- _Exercise prompt_: What is the number of lines in the following data that contain "price"? Answer with the number alone.

- _Stored data_:
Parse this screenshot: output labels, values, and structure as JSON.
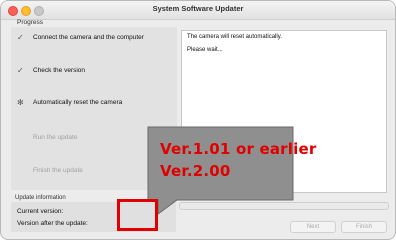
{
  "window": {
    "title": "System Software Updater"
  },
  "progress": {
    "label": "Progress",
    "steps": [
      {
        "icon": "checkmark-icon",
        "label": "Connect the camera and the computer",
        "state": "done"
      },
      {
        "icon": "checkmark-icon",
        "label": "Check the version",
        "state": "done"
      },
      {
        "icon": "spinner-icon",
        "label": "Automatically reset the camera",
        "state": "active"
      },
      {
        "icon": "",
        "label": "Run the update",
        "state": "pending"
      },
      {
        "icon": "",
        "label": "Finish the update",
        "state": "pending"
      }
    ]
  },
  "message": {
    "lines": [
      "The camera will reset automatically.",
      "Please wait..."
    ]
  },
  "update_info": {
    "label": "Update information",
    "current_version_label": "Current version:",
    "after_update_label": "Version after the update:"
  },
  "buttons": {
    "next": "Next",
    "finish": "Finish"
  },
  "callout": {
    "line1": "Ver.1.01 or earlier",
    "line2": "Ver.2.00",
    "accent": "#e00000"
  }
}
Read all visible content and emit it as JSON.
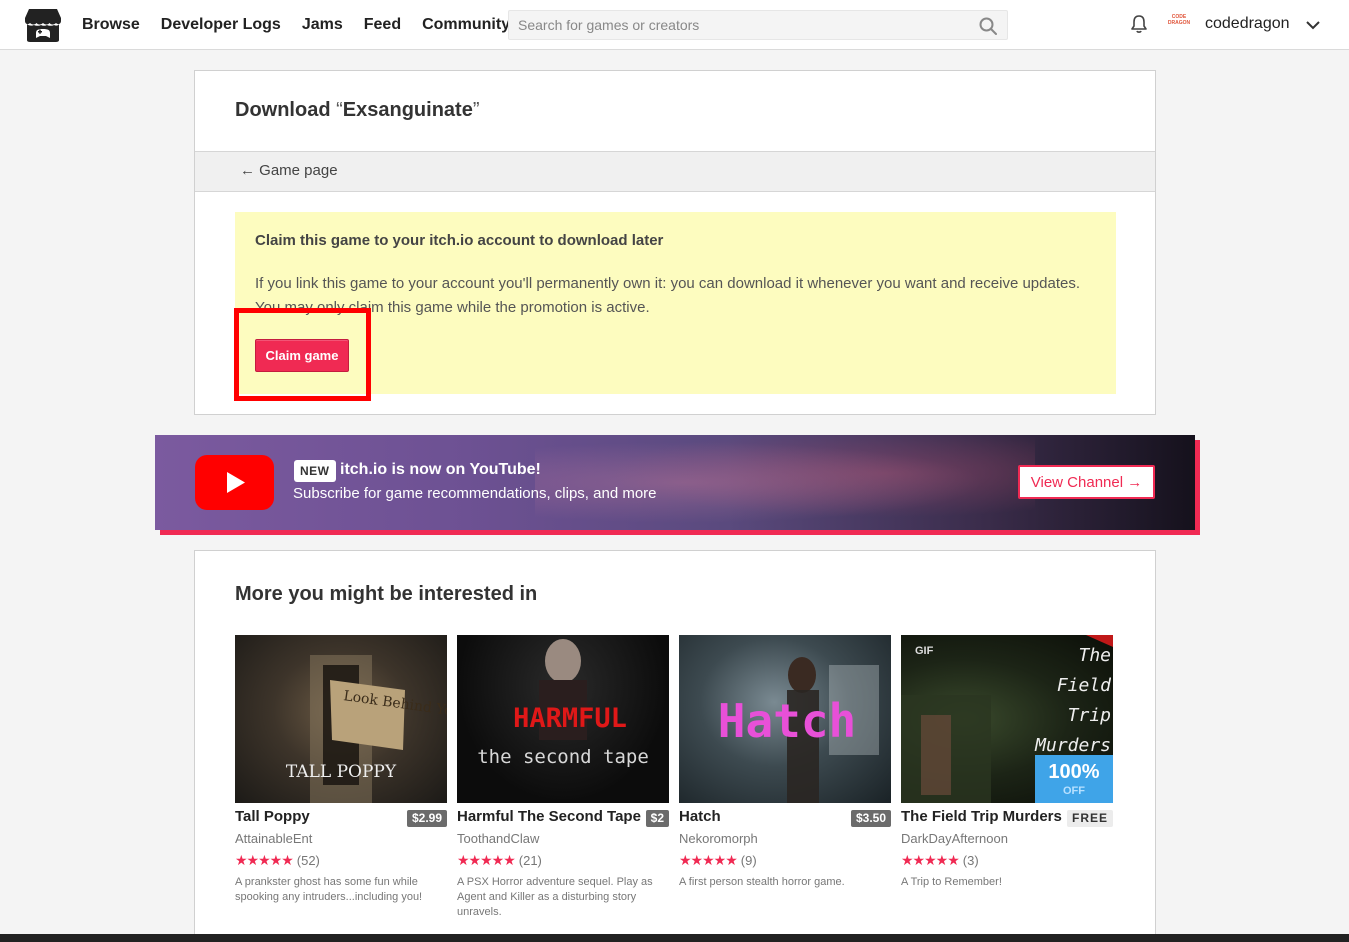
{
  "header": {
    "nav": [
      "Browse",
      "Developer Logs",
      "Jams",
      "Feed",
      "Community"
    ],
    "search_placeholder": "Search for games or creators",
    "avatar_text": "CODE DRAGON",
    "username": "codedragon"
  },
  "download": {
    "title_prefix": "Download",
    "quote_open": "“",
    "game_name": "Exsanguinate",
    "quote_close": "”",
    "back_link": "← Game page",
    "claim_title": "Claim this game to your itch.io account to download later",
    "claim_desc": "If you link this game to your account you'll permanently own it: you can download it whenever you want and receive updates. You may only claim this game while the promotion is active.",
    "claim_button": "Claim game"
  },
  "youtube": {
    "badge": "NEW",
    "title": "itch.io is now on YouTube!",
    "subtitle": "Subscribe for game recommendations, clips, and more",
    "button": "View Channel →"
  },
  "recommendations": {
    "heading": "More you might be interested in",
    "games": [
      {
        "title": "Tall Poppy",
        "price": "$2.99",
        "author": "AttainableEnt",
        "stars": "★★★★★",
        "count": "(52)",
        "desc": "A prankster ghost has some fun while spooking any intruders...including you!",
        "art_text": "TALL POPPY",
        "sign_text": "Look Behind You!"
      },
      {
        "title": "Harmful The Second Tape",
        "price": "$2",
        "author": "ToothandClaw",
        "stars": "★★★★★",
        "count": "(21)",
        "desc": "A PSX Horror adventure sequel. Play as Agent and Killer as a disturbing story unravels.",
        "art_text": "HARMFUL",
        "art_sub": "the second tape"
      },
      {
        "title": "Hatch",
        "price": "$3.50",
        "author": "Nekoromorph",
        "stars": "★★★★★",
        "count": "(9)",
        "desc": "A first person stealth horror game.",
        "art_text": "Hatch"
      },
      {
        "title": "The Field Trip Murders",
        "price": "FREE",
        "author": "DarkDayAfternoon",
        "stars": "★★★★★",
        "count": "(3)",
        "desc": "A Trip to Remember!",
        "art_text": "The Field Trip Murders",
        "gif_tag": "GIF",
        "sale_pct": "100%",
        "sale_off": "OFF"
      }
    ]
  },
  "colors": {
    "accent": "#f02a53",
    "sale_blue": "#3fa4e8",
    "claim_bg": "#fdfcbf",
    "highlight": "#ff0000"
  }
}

- _Output for this task_: 4